The structuring of the clinical pathway is quite important in order to ensure minimal variation in the diagnoses and procedures within the pathway, in order that the consumption of resources remains homogeneous. Obviously and critically, the method chosen is important because different methods will give different results on costs based on the underlying assumptions and characteristics of services.
Hospitals could influence outcome
Costing is a necessarily complex exercise and influenced by multiple variables such as salaries, cost of real estate and hospital utilisation rates. In the interest of transparency, the ‘study’ should have displayed one such clinical pathway for any of the procedures identified for the cost analysis.
The study says that for indirect costs, apportionment of overheads was done according to the logic as specified by each of the hospitals. These methodological choices would in fact lead to arbitrary costing, where hospital managements could include or exclude any overhead, especially being aware that the outcomes of this study would then be used to put pressure on the government to increase reimbursement rates. As acknowledged in the report itself, costing has been left to the private hospital to disclose. It is a no-brainer that a private hospital participating in this study would be well aware that their reimbursements for government schemes would be as high or as low as they quote for the study.
Some mission hospitals pay their staff a regular salary, while many corporates pay consultants fees based on number of surgeries performed. How are these costs comparable?

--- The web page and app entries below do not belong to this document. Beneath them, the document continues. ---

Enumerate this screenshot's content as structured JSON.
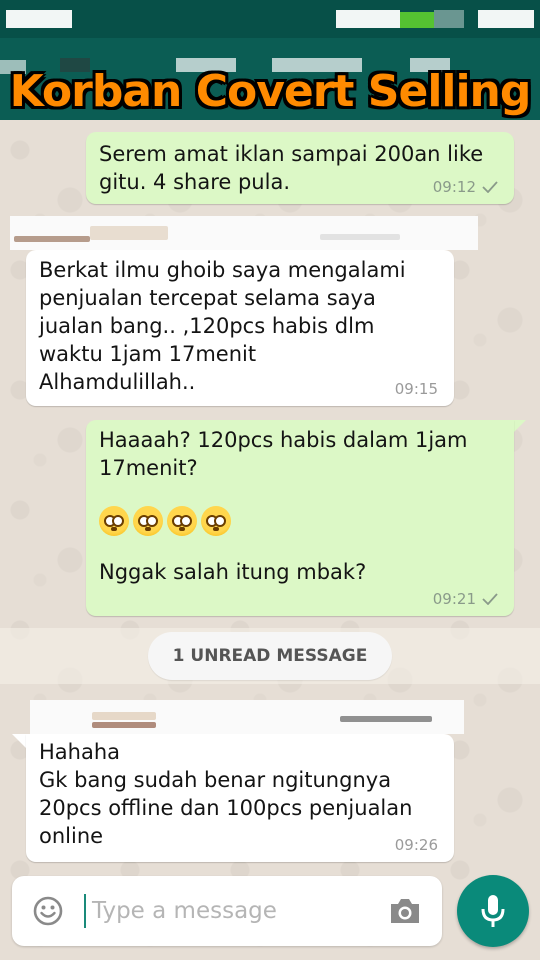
{
  "header": {
    "overlay_title": "Korban Covert Selling"
  },
  "messages": [
    {
      "direction": "out",
      "text": "Serem amat iklan sampai 200an like\ngitu. 4 share pula.",
      "time": "09:12",
      "status": "sent"
    },
    {
      "direction": "in",
      "text": "Berkat ilmu ghoib saya mengalami\npenjualan tercepat selama saya\njualan bang.. ,120pcs habis dlm\nwaktu 1jam 17menit\nAlhamdulillah..",
      "time": "09:15"
    },
    {
      "direction": "out",
      "text_line1": "Haaaah? 120pcs habis dalam 1jam\n17menit?",
      "emoji_count": 4,
      "text_line2": "Nggak salah itung mbak?",
      "time": "09:21",
      "status": "sent"
    },
    {
      "direction": "in",
      "text": "Hahaha\nGk bang sudah benar ngitungnya\n20pcs offline dan 100pcs penjualan\nonline",
      "time": "09:26"
    }
  ],
  "unread_label": "1 UNREAD MESSAGE",
  "composer": {
    "placeholder": "Type a message"
  },
  "colors": {
    "header_bg": "#0b5d54",
    "outgoing_bubble": "#dcf8c6",
    "incoming_bubble": "#ffffff",
    "mic_button": "#0a8a7a",
    "title_orange": "#ff8a00"
  },
  "icons": [
    "emoji-icon",
    "camera-icon",
    "mic-icon",
    "check-icon",
    "flushed-face-emoji"
  ]
}
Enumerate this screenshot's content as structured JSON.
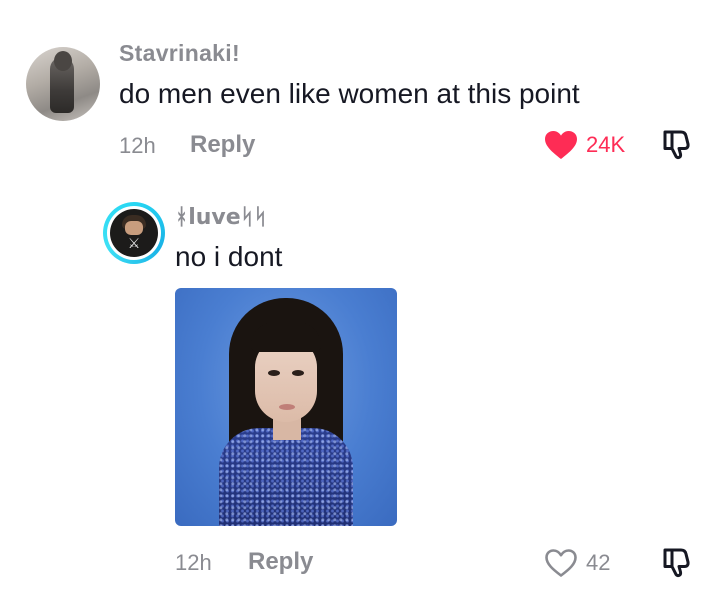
{
  "comment": {
    "username": "Stavrinaki!",
    "text": "do men even like women at this point",
    "time": "12h",
    "reply_label": "Reply",
    "likes": "24K",
    "liked": true,
    "like_color": "#fe2c55"
  },
  "reply": {
    "username": "ᚼluveᛋᛋ",
    "text": "no i dont",
    "time": "12h",
    "reply_label": "Reply",
    "likes": "42",
    "liked": false,
    "avatar_ring_color": "#27d7f3"
  },
  "icons": {
    "like": "heart-icon",
    "dislike": "thumbs-down-icon"
  }
}
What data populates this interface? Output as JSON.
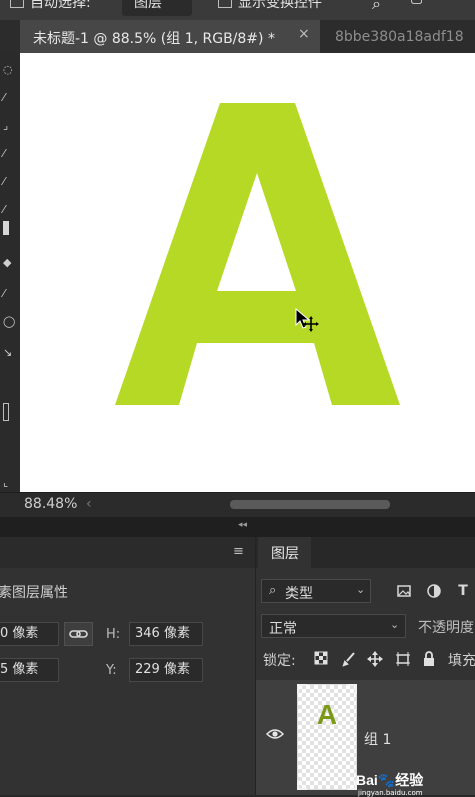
{
  "options_bar": {
    "auto_select_label": "自动选择:",
    "auto_select_value": "图层",
    "show_transform_label": "显示变换控件"
  },
  "document": {
    "active_tab_title": "未标题-1 @ 88.5% (组 1, RGB/8#) *",
    "close_glyph": "×",
    "second_tab_title": "8bbe380a18adf18",
    "canvas_letter": "A",
    "letter_color": "#b5d924"
  },
  "status_bar": {
    "zoom": "88.48%",
    "scroll_left_glyph": "‹"
  },
  "properties_panel": {
    "menu_glyph": "≡",
    "title": "素图层属性",
    "w_value": "0 像素",
    "h_label": "H:",
    "h_value": "346 像素",
    "x_value": "5 像素",
    "y_label": "Y:",
    "y_value": "229 像素",
    "link_icon": "link-icon"
  },
  "layers_panel": {
    "tab_label": "图层",
    "filter_icon": "⌕",
    "filter_value": "类型",
    "chevron": "⌄",
    "filter_icons": [
      "image-filter-icon",
      "adjustment-filter-icon",
      "type-filter-icon"
    ],
    "type_glyph": "T",
    "blend_mode": "正常",
    "opacity_label": "不透明度",
    "lock_label": "锁定:",
    "fill_label": "填充",
    "layers": [
      {
        "name": "组 1",
        "thumb_letter": "A",
        "visible": true
      }
    ]
  },
  "watermark": {
    "logo": "Bai🐾经验",
    "url": "jingyan.baidu.com"
  },
  "colors": {
    "accent_green": "#b5d924",
    "panel_bg": "#323232",
    "canvas_bg": "#ffffff"
  }
}
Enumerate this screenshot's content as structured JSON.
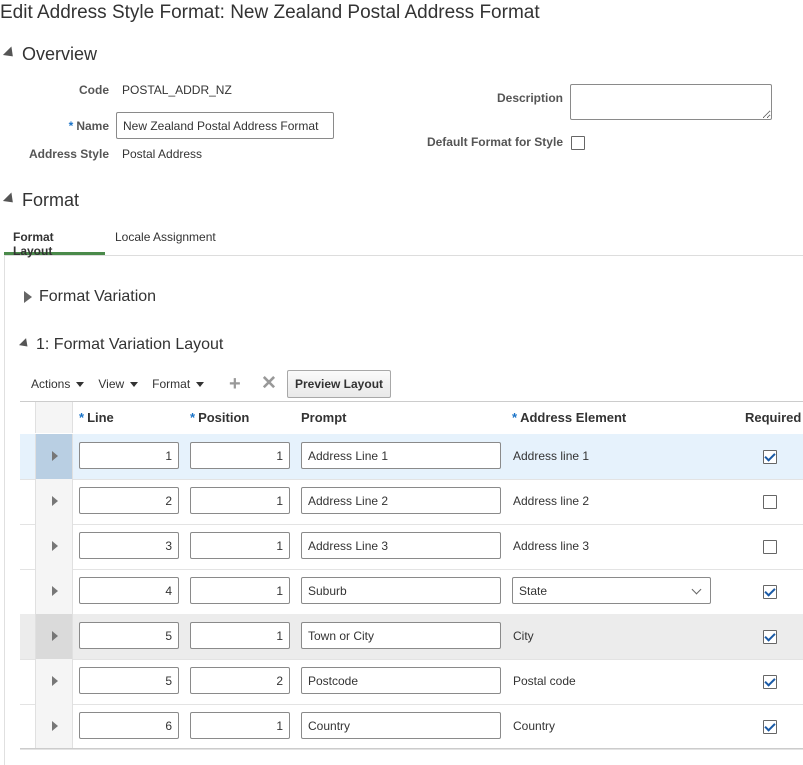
{
  "page": {
    "title": "Edit Address Style Format: New Zealand Postal Address Format"
  },
  "overview": {
    "heading": "Overview",
    "code_label": "Code",
    "code_value": "POSTAL_ADDR_NZ",
    "name_label": "Name",
    "name_value": "New Zealand Postal Address Format",
    "style_label": "Address Style",
    "style_value": "Postal Address",
    "description_label": "Description",
    "description_value": "",
    "default_label": "Default Format for Style",
    "default_checked": false,
    "required_marker": "*"
  },
  "format": {
    "heading": "Format",
    "tabs": [
      {
        "label": "Format Layout",
        "active": true
      },
      {
        "label": "Locale Assignment",
        "active": false
      }
    ],
    "variation_heading": "Format Variation",
    "layout_heading": "1: Format Variation Layout"
  },
  "toolbar": {
    "actions_label": "Actions",
    "view_label": "View",
    "format_label": "Format",
    "add_icon": "plus-icon",
    "delete_icon": "delete-x-icon",
    "preview_label": "Preview Layout"
  },
  "table": {
    "columns": {
      "line": "Line",
      "position": "Position",
      "prompt": "Prompt",
      "address_element": "Address Element",
      "required": "Required"
    },
    "rows": [
      {
        "line": "1",
        "position": "1",
        "prompt": "Address Line 1",
        "element": "Address line 1",
        "required": true,
        "selected": true
      },
      {
        "line": "2",
        "position": "1",
        "prompt": "Address Line 2",
        "element": "Address line 2",
        "required": false
      },
      {
        "line": "3",
        "position": "1",
        "prompt": "Address Line 3",
        "element": "Address line 3",
        "required": false
      },
      {
        "line": "4",
        "position": "1",
        "prompt": "Suburb",
        "element": "State",
        "required": true,
        "editable_element": true
      },
      {
        "line": "5",
        "position": "1",
        "prompt": "Town or City",
        "element": "City",
        "required": true,
        "hover": true
      },
      {
        "line": "5",
        "position": "2",
        "prompt": "Postcode",
        "element": "Postal code",
        "required": true
      },
      {
        "line": "6",
        "position": "1",
        "prompt": "Country",
        "element": "Country",
        "required": true
      }
    ]
  },
  "colors": {
    "accent": "#1a73c8",
    "selected_row": "#e6f2fc",
    "active_tab": "#4a8a4a"
  }
}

The ‘study’ states that for drugs and consumables, the purchase costs were used but for investigations, the cost was decided by the hospital. Why was purchase cost also not used here?
The sub-committee states that package rates are uniform across all types of patients for a particular procedure with no provision for any associated co-morbid conditions or complications. However, they make no mention of whether this was factored into their own costing process.
Guidelines, standards flouted
Many of the members on the sub-committee of the task force of the KJA have a conflict of interest in conducting this ‘study’.
The United Kingdom’s National Institute for Health and Care Excellence (NICE) is an independent body that has been providing evidence based guidance to the National Health Service (NHS) on clinically and cost effective treatments. It has representation from independent lay members, clinical practice, public health, social care and where appropriate, from industry.
NICE explains that for any appraisal of ‘health technologies,’ it is essential that the “evidence, the analysis and their interpretation, are of the highest standards and are transparent.” It should be “assembled systematically and synthesised in a transparent way that allows the analysis to be reproduced and should be analysed in a way that is methodologically sound and, in particular, minimises any bias.”
These would be good guidelines for any study on costing to follow. It is important that policy decisions are informed by research that is keeping with principles such as truthfulness, non-maleficence, competence, fidelity, responsibility and integrity.
Considering that the healthcare of a country could depend on it, it would be good practice to, at the very least, demand transparency and disclosure of conflict of interest before jumping on the bandwagon claiming that a study on costing of healthcare schemes is ‘systematic and scientific’.
Sylvia Karpagam is a public health doctor and researcher. Denny John is an evidence Synthesis Specialist at Campbell Collaboration in New Delhi.